*THE RECORDS*.
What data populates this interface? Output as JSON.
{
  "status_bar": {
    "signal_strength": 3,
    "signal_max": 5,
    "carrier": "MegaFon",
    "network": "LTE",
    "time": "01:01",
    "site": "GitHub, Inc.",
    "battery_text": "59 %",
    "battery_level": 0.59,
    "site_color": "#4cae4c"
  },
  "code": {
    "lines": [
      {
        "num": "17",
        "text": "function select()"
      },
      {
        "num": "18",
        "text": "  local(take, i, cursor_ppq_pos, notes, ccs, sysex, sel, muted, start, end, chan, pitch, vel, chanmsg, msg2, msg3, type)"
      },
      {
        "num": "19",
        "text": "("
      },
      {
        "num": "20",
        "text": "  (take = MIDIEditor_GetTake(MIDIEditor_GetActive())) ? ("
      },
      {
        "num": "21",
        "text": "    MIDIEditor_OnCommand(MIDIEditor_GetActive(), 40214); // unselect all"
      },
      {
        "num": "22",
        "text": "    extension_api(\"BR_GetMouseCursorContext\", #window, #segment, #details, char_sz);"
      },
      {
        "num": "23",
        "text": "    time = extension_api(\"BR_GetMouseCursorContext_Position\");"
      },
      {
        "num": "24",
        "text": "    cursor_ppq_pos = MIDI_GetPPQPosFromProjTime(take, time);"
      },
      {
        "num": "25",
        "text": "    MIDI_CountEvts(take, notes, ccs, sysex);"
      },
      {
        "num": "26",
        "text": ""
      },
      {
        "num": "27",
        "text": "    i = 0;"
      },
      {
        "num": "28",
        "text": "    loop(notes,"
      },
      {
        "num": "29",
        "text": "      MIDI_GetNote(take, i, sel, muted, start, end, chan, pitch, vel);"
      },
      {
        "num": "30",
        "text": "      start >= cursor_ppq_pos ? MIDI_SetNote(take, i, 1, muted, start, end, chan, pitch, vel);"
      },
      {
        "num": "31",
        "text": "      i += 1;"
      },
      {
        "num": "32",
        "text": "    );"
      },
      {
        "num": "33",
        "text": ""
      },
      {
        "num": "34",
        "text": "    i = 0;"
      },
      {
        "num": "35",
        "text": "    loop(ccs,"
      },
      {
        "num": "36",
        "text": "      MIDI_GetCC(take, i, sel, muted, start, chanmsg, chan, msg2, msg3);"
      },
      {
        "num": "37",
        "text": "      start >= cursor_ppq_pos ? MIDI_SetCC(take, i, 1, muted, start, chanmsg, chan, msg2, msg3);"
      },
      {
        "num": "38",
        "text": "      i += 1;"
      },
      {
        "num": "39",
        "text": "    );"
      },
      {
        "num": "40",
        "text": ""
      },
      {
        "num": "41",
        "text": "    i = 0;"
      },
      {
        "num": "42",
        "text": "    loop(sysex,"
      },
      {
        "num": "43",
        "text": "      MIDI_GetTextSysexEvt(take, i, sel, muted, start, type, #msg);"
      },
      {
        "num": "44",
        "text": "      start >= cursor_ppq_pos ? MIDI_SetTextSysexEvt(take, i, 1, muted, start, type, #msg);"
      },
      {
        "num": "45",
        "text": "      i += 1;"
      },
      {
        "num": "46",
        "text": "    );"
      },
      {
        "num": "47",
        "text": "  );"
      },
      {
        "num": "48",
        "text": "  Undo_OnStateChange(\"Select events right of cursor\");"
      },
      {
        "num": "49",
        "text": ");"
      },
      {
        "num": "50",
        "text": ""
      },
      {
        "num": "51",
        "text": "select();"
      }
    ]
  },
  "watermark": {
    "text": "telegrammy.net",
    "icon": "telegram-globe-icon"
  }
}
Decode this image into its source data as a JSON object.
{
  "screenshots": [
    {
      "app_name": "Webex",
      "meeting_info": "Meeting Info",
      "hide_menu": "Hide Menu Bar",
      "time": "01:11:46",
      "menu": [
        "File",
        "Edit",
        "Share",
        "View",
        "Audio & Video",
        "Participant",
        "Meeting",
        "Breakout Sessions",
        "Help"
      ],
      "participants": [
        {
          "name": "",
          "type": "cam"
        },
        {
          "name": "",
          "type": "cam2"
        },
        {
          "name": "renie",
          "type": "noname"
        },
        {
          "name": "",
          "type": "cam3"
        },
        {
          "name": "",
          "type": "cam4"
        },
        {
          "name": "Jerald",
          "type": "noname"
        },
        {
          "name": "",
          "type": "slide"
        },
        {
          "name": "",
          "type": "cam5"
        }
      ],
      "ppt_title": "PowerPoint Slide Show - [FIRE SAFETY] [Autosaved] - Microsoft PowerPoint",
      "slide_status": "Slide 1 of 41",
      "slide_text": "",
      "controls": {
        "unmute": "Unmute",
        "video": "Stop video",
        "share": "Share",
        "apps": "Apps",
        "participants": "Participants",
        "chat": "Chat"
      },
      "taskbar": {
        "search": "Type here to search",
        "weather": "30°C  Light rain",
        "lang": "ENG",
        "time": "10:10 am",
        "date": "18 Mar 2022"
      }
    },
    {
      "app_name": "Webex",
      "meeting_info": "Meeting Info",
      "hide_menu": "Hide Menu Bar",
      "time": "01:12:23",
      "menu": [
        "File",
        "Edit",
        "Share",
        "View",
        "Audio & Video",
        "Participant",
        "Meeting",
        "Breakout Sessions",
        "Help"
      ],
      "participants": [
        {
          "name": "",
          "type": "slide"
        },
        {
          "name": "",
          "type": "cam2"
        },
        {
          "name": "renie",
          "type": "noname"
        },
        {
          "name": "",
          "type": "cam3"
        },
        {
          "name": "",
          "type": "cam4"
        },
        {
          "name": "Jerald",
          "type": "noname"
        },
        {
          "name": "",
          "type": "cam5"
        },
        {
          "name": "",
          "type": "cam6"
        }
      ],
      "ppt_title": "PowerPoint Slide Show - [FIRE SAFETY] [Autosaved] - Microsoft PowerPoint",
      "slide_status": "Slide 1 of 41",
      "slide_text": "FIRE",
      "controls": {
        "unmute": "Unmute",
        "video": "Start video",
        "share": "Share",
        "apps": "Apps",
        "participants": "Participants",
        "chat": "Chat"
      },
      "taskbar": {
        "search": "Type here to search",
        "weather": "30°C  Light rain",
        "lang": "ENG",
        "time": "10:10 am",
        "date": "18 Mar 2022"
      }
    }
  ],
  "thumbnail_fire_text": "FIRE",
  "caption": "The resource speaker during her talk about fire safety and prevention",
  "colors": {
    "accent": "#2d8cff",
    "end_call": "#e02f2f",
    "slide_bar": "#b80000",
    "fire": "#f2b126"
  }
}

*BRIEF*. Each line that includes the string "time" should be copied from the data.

*SOLUTION TO THIS TASK*.
    "time": "01:01",
        "text": "    time = extension_api(\"BR_GetMouseCursorContext_Position\");"
        "text": "    cursor_ppq_pos = MIDI_GetPPQPosFromProjTime(take, time);"
      "time": "01:11:46",
        "time": "10:10 am",
      "time": "01:12:23",
        "time": "10:10 am",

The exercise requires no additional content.